The course offers students the opportunity to combine historical research with hands-on digital history making practices. The international history of the gallery, library, archive and museum (GLAM) sectors will be traced from the late 17th century to the present day. A close study of the GLAM sector in Australia including its legislative bases will be made. Parallel to this theoretical stream will be a series of digital history making practice workshops in conjunction with the UoN GLAMx Lab, providing students with basic training in research, interpretation, presentation skills and techniques.
- Semester 1 - 2022
On successful completion of the course students will be able to:
1. Summarise the history of the gallery, library, archive and museum (GLAM) sectors;
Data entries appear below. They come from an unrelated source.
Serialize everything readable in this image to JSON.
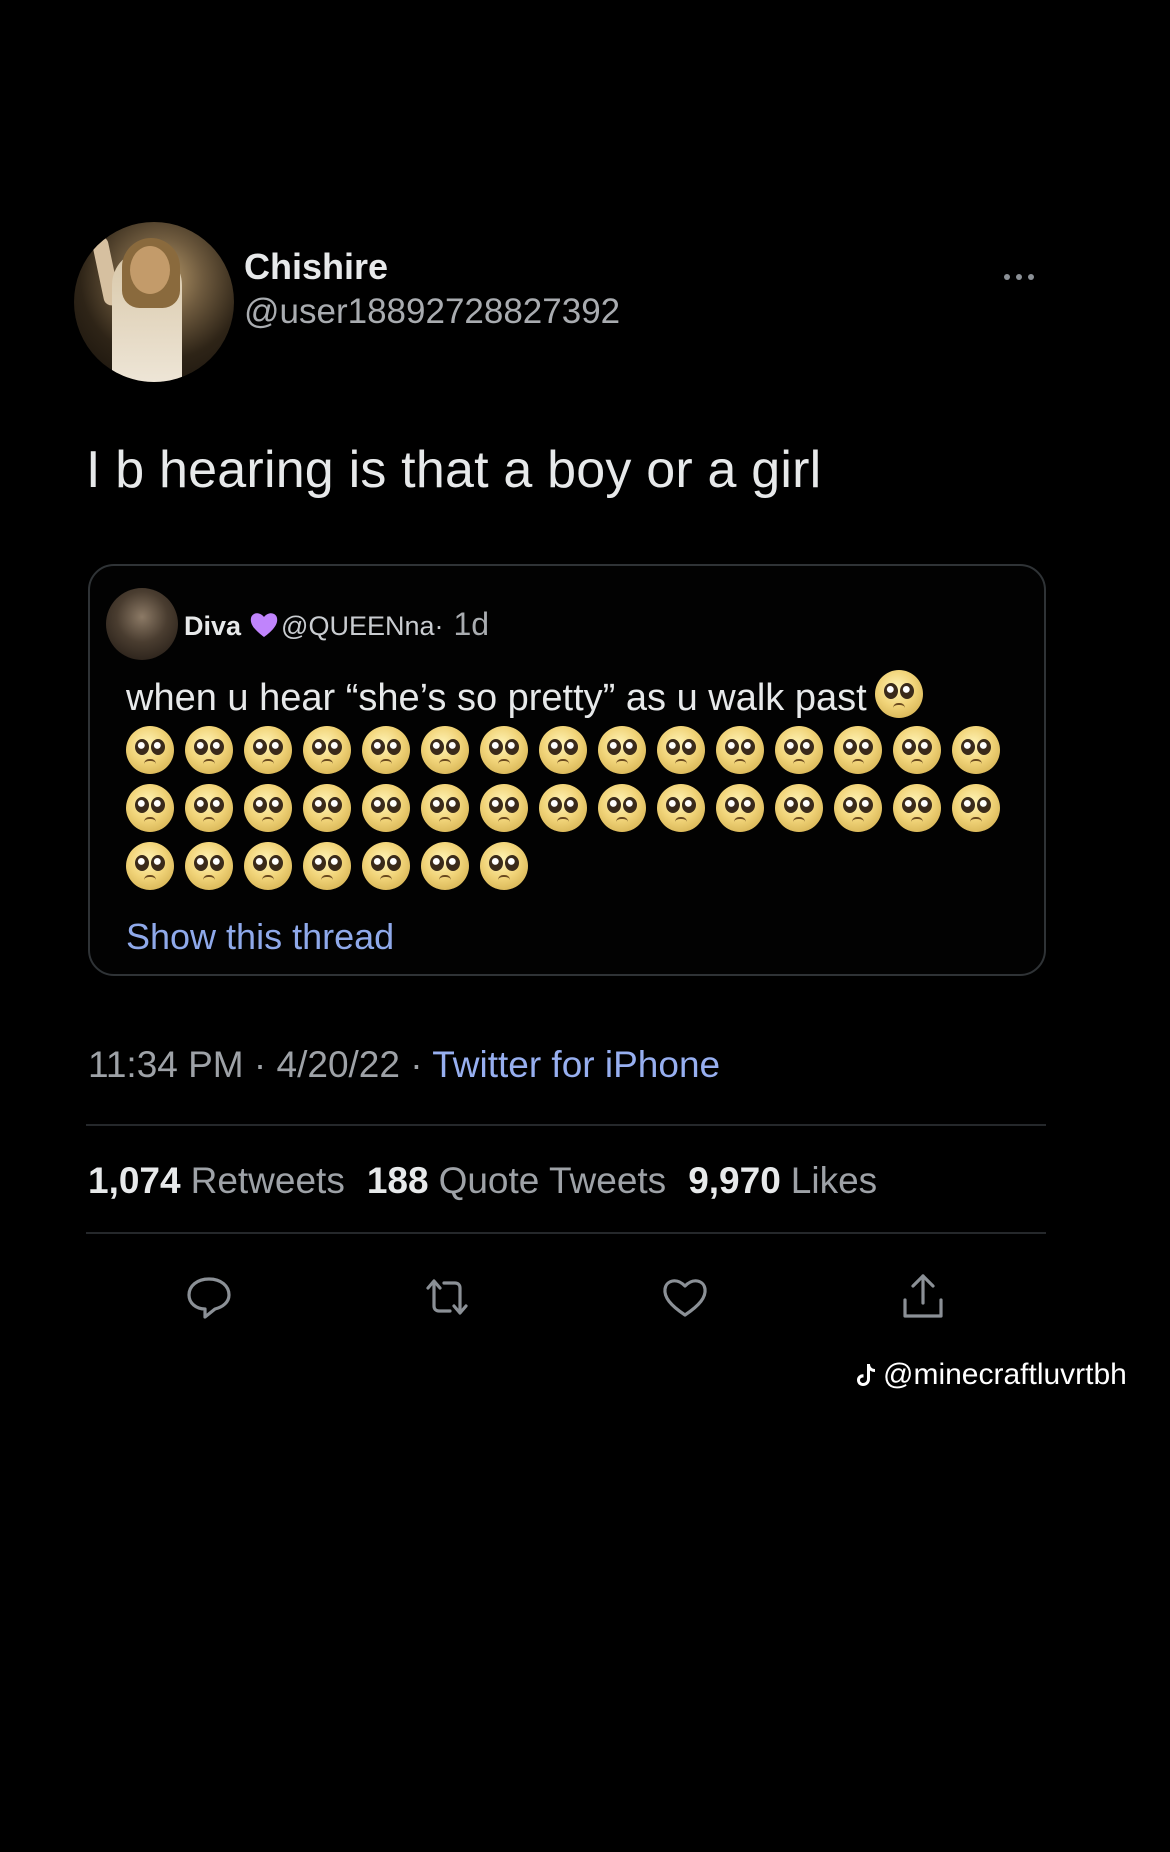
{
  "author": {
    "name": "Chishire",
    "handle": "@user18892728827392"
  },
  "tweet": {
    "text": "I b hearing is that a boy or a girl"
  },
  "quote": {
    "name": "Diva",
    "handle": "@QUEENna·",
    "time": "1d",
    "text": "when u hear “she’s so pretty” as u walk past",
    "emoji_name": "pleading-face",
    "emoji_rows": [
      15,
      15,
      7
    ],
    "show_thread": "Show this thread"
  },
  "meta": {
    "time": "11:34 PM",
    "date": "4/20/22",
    "sep": " · ",
    "source": "Twitter for iPhone"
  },
  "stats": {
    "retweets_count": "1,074",
    "retweets_label": "Retweets",
    "quotes_count": "188",
    "quotes_label": "Quote Tweets",
    "likes_count": "9,970",
    "likes_label": "Likes"
  },
  "actions": [
    "reply-icon",
    "retweet-icon",
    "like-icon",
    "share-icon"
  ],
  "watermark": "@minecraftluvrtbh",
  "colors": {
    "background": "#000000",
    "text": "#e7e9ea",
    "muted": "#9ea2a7",
    "link": "#8fa9ea",
    "heart": "#c084fc"
  }
}
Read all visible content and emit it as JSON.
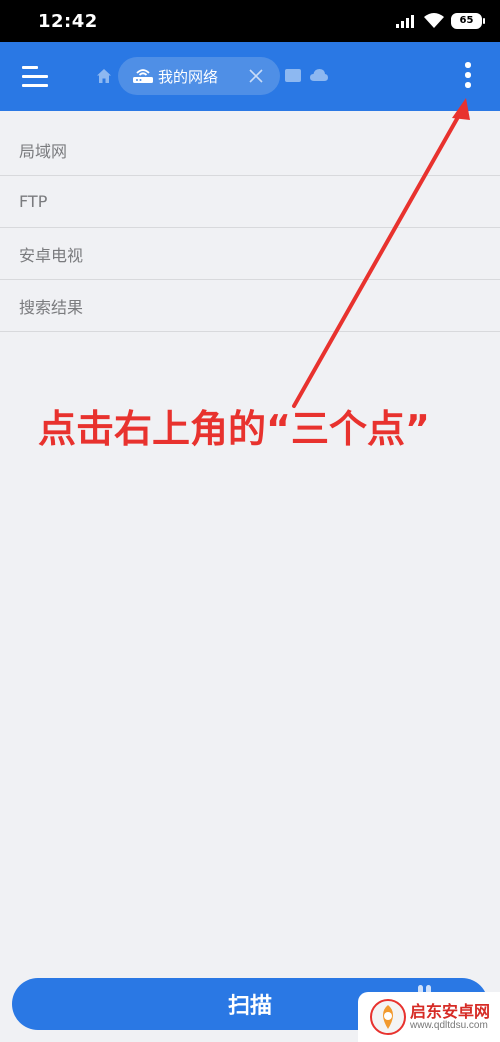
{
  "status_bar": {
    "time": "12:42",
    "battery": "65",
    "icons": [
      "signal-icon",
      "wifi-icon",
      "battery-icon"
    ]
  },
  "app_bar": {
    "menu_icon": "menu-icon",
    "home_icon": "home-icon",
    "tab": {
      "label": "我的网络",
      "icon": "router-icon",
      "close_icon": "close-icon"
    },
    "extra_icons": [
      "tablet-icon",
      "cloud-icon"
    ],
    "overflow_icon": "overflow-menu-icon",
    "color": "#2a78e4"
  },
  "list": {
    "items": [
      {
        "label": "局域网"
      },
      {
        "label": "FTP"
      },
      {
        "label": "安卓电视"
      },
      {
        "label": "搜索结果"
      }
    ]
  },
  "annotation": {
    "text": "点击右上角的“三个点”",
    "color": "#e8322e"
  },
  "bottom": {
    "scan_label": "扫描"
  },
  "watermark": {
    "title": "启东安卓网",
    "url": "www.qdltdsu.com"
  }
}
2. Analyse essential texts on recent digital history making practices;
3. Apply digital history making practices to a range of potential outputs relevant to the GLAM sector;
4. Practice research and information technology skills appropriate to studies of history.
The course will trace the history of the gallery, library, archive and museum (GLAM) sectors, with special attention to their Australian context and development. It then provides opportunities for students to create digital content for public audiences. Specific topics covered include:
- The history of the GLAM sector
- GLAM sector legislation in relation to tourism, national parks, and indigenous heritage
- Archival methods and practices
- Digital history practices for GLAM sector audiences
- Historiographical practices relevant to the GLAM sectors
This course replaces HIST3051. If you have successfully completed HIST3051 you cannot enrol in this course.
20 units of History at 1000-level
Written Assignment: Exhibit review (20%)
Proposal / Plan: Exhibit proposal (40%)
Professional Task: Exhibit mock up (20%)
Tutorial / Laboratory Exercises: Tutorial exercises (20%)
Face to Face On Campus 1 hour(s) per Week for 12 Weeks starting in week 1
Face to Face On Campus 1 hour(s) per Week for 11 Weeks starting in week 2
The University of Newcastle acknowledges the traditional custodians of the lands within our footprint areas: Awabakal, Darkinjung, Biripai, Worimi, Wonnarua, and Eora Nations. We also pay respect to the wisdom of our Elders past and present.